"""

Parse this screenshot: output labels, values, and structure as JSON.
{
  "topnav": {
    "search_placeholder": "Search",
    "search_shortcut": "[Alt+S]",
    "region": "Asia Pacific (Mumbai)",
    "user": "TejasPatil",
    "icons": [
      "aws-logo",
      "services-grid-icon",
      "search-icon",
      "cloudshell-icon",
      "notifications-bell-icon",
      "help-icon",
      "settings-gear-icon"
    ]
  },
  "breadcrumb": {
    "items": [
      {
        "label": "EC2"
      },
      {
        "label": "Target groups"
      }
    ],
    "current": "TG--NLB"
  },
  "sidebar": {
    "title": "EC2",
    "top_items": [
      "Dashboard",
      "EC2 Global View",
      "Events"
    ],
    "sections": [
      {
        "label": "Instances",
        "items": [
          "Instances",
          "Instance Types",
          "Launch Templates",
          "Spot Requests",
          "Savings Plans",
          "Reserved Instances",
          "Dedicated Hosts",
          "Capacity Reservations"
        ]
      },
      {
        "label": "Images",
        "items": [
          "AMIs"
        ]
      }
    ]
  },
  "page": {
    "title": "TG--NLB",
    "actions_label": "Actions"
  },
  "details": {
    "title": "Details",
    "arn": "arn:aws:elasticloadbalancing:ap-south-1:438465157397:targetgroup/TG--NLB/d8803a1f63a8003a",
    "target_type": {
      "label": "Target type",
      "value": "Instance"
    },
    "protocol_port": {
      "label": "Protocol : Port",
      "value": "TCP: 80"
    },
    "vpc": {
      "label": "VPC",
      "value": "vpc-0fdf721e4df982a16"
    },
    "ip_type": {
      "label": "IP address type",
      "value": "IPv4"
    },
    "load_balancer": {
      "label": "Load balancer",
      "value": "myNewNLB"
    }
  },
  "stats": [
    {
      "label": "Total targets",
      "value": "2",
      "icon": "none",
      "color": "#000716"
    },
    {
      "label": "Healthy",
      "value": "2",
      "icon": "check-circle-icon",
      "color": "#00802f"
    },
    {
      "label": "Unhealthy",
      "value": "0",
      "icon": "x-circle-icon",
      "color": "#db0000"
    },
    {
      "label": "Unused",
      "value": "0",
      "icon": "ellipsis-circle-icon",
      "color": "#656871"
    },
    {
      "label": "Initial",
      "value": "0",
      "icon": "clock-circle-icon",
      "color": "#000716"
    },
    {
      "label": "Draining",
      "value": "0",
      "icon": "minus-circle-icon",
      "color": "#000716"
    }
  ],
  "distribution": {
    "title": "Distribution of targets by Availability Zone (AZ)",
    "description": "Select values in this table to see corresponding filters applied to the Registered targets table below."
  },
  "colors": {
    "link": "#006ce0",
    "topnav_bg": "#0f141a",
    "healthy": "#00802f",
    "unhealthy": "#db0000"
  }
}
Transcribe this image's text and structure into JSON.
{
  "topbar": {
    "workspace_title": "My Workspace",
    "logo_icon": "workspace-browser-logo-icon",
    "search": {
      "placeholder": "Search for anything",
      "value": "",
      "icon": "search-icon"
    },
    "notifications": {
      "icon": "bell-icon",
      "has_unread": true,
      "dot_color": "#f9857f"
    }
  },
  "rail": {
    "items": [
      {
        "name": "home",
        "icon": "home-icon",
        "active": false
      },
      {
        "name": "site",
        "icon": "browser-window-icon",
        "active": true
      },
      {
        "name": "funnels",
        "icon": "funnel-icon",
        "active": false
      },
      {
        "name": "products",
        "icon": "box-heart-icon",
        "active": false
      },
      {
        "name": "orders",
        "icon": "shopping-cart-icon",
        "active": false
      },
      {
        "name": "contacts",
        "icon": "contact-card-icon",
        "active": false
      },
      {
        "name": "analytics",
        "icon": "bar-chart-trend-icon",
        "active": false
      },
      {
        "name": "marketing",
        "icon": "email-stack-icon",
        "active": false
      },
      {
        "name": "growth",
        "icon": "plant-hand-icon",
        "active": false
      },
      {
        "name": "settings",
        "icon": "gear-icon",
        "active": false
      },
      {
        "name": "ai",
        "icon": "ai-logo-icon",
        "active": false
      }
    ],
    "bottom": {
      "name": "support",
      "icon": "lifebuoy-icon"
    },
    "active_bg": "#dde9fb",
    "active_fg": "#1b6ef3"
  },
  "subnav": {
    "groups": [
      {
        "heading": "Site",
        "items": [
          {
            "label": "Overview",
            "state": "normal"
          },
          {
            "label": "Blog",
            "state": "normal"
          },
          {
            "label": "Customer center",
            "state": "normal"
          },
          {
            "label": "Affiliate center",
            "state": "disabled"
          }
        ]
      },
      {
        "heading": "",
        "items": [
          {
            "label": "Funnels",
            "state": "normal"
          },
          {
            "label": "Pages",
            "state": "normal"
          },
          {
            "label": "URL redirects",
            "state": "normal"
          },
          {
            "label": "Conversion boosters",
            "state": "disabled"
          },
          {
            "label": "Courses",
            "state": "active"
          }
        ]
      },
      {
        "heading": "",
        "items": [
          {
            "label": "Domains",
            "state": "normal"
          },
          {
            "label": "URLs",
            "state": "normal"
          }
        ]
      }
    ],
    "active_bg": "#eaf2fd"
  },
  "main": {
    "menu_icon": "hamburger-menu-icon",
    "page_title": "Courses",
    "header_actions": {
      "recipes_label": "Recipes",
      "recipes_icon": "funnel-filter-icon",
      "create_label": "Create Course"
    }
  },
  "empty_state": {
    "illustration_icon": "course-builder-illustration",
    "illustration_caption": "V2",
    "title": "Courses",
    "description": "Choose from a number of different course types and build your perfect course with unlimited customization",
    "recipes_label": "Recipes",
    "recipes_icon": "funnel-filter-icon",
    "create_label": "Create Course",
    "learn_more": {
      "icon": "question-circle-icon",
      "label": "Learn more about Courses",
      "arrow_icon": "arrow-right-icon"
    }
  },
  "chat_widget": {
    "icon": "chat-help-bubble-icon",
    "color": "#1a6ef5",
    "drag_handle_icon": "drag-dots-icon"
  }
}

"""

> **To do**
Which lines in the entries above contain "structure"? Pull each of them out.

> **Response to this task**
Parse this screenshot: output labels, values, and structure as JSON.
Transcribe this image's text and structure into JSON.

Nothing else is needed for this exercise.